Well…naturally, you lure them over with a packet of our famous Australian chocolate biscuits, grab a camera and have a chat !

Maria Colgan and I chew the fat over why you should upgrade to Oracle Database 12c (including Release 2)

Oracle Database 12c Release 2 is here !

image

Since OpenWorld 2016 when we first saw some of the cool features in Oracle Database 12c Release 2, many IT professionals out there have been exploring the release via our various cloud offerings, but if your organization has not yet embraced the cloud, then March 2017 is a great month for you !  Because you can now download the latest and greatest release of our database from the usual downloads page, and run it on your own servers in your own data centre.

Truncate 12c

Here’s one of those little improvements in 12c (including 12.1) that will probably end up being described as “little known features” in about 3 years time. Arguably it’s one of those little things that no-one should care about because it’s not the sort of thing you should do on a production system, but that doesn’t mean it won’t be seen in the wild.

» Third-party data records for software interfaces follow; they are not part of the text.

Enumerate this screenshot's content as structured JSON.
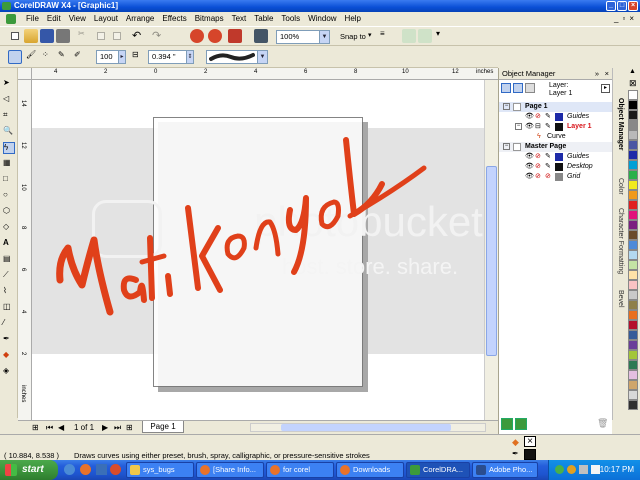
{
  "window": {
    "title": "CorelDRAW X4 - [Graphic1]"
  },
  "menu": [
    "File",
    "Edit",
    "View",
    "Layout",
    "Arrange",
    "Effects",
    "Bitmaps",
    "Text",
    "Table",
    "Tools",
    "Window",
    "Help"
  ],
  "toolbar": {
    "zoom": "100%",
    "snap_to": "Snap to"
  },
  "propertybar": {
    "smoothing": "100",
    "width": "0.394 \""
  },
  "ruler": {
    "units": "inches",
    "h_ticks": [
      "4",
      "2",
      "0",
      "2",
      "4",
      "6",
      "8",
      "10",
      "12"
    ],
    "v_ticks": [
      "14",
      "12",
      "10",
      "8",
      "6",
      "4",
      "2",
      "0"
    ],
    "v_units": "inches"
  },
  "canvas": {
    "drawing_text": "MatikonyoL",
    "stroke_color": "#e0401a",
    "watermark": "photobucket",
    "watermark_sub": "host. store. share."
  },
  "page_nav": {
    "counter": "1 of 1",
    "page_tab": "Page 1"
  },
  "docker": {
    "title": "Object Manager",
    "layer_label": "Layer:",
    "layer_value": "Layer 1",
    "tree": [
      {
        "label": "Page 1",
        "level": 0,
        "bold": true
      },
      {
        "label": "Guides",
        "level": 1,
        "color": "#1d2aa8"
      },
      {
        "label": "Layer 1",
        "level": 1,
        "color": "#d8141a",
        "bold": true
      },
      {
        "label": "Curve",
        "level": 2
      },
      {
        "label": "Master Page",
        "level": 0,
        "bold": true
      },
      {
        "label": "Guides",
        "level": 1,
        "color": "#1d2aa8"
      },
      {
        "label": "Desktop",
        "level": 1,
        "color": "#111111"
      },
      {
        "label": "Grid",
        "level": 1,
        "color": "#888888"
      }
    ]
  },
  "side_tabs": [
    "Object Manager",
    "Color",
    "Character Formatting",
    "Bevel"
  ],
  "palette": [
    "#ffffff",
    "#000000",
    "#1a1a1a",
    "#888888",
    "#b9b9b9",
    "#4b56a3",
    "#1d2aa8",
    "#00a0d6",
    "#2ab04a",
    "#f2ea1e",
    "#f19a1c",
    "#e02020",
    "#e1147a",
    "#7b1f80",
    "#6a4b2a",
    "#4e8ad8",
    "#b3d9f0",
    "#c4e3a5",
    "#ffe2a8",
    "#f9c3c3",
    "#c9c9c9",
    "#8f7f4a",
    "#e86f1f",
    "#b4102b",
    "#365c9a",
    "#6a3f9a",
    "#a4c639",
    "#2d7a53",
    "#e4bfe0",
    "#cfa56b",
    "#d8d8d8",
    "#303030"
  ],
  "status": {
    "coords": "( 10.884, 8.538 )",
    "hint": "Draws curves using either preset, brush, spray, calligraphic, or pressure-sensitive strokes"
  },
  "taskbar": {
    "start": "start",
    "tasks": [
      "sys_bugs",
      "[Share Info...",
      "for corel",
      "Downloads",
      "CorelDRA...",
      "Adobe Pho..."
    ],
    "clock": "10:17 PM"
  }
}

Rather than simply state the feature I’m going to demonstrate it, starting with a little code to build a couple of tables with referential integrity:

Band Join 12c

One of the optimizer enhancements that appeared in 12.2 for SQL is the “band join”. that makes certain types of merge join much more  efficient.  Consider the following query (I’ll supply the SQL to create the demonstration at the end of the posting) which joins two tables of 10,000 rows each using a “between” predicate on a column which (just to make it easy to understand the size of the result set)  happens to be unique with sequential values though there’s no index or constraint in place: